Spring is “Scholarship Season” at Western, as students find out if they have been awarded the national scholarships and fellowships for which they have applied.
But this spring has been different, as two students have been awarded a pair of ultracompetitive scholarships putting WWU in extremely rarified company. Junior biology major and member of the Honors Program Darby Finnegan received Western’s first Barry Goldwater Scholarship since 2007 and junior Environmental Science major Risa Askerooth was awarded the first Udall Scholarship in more than a decade.
Finnegan’s incredibly competitive $7,500 Goldwater scholarship is awarded to college sophomores and juniors who intend to pursue research careers in the natural sciences, mathematics and engineering, and is given to fewer than 10 percent of students who even qualify for the rigorous application process.
Finnegan, a native of Grangeville, Idaho, who will complete a research project this summer exploring how rising carbon dioxide levels may change the swimming mechanics of rainbow trout, said she was honored by the Goldwater award, and surprised.
“Then I was overwhelmed with gratitude,” she says, “both for the scholarship itself and for everyone who helped make it possible.”
Askerooth, a native of Haleiwa, Hawaii, was among five students from Western who were awarded a NOAA Hollings Scholarship last spring, when she also received an honorable mention for the Udall award. So she knew the $7,000 scholarship, awarded to college sophomores and juniors who show public service, leadership, and commitment to issues related to Native American nations or the environment, was within reach.
Associate Professor of Environmental Sciences Jim Helfield, who wrote a letter in support of Askerooth’s application, said he was not surprised by her success.
“It gives me great comfort to know that she is one of the people who will be working on solutions for our environmental problems in the future,” Helfield says.

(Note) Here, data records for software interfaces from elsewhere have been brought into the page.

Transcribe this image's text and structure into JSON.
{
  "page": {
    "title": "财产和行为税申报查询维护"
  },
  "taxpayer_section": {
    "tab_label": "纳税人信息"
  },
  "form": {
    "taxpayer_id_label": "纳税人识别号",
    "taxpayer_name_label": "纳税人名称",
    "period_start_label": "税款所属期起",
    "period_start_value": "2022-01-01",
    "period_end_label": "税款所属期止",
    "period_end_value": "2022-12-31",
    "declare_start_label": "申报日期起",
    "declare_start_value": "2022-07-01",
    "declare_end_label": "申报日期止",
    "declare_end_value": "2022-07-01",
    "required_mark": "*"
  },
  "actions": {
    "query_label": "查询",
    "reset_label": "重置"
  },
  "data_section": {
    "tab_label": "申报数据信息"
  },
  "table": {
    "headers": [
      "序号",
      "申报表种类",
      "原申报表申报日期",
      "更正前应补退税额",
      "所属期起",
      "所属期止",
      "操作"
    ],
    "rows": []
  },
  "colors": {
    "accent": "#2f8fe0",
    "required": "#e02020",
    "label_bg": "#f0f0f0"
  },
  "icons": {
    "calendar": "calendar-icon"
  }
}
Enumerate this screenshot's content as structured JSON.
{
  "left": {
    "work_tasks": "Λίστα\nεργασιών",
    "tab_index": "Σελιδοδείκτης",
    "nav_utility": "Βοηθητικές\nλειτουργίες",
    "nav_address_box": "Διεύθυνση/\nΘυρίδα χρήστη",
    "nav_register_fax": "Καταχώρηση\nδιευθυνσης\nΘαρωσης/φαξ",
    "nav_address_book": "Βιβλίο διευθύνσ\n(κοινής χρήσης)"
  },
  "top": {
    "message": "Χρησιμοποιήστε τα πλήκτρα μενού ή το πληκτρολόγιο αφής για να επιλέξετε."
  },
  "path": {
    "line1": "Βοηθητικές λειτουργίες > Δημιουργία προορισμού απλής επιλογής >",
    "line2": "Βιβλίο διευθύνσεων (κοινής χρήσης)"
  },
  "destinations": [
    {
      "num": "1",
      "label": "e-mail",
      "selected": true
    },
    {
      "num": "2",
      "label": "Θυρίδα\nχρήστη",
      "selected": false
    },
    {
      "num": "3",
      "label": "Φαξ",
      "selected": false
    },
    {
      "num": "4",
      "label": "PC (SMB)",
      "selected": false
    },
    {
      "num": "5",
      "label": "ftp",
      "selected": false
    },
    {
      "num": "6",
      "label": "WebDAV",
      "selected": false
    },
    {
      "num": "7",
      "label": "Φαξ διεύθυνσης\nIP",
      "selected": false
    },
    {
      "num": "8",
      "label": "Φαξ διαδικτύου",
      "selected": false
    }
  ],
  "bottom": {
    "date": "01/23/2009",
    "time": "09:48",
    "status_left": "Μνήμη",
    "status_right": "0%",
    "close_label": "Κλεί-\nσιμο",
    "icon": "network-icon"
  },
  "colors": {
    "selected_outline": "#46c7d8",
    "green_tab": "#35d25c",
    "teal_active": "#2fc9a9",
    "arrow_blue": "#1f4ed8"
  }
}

Askerooth said her upcoming senior year will be a busy one, and while graduate school looms she knows her focus will remain rooted in environmental stewardship.
“I definitely want to keep working on issues related to natural resource management, such as working to preserve native or endangered species in Washington or elsewhere along the coast,” she said.
Photo by Rhys Logan '11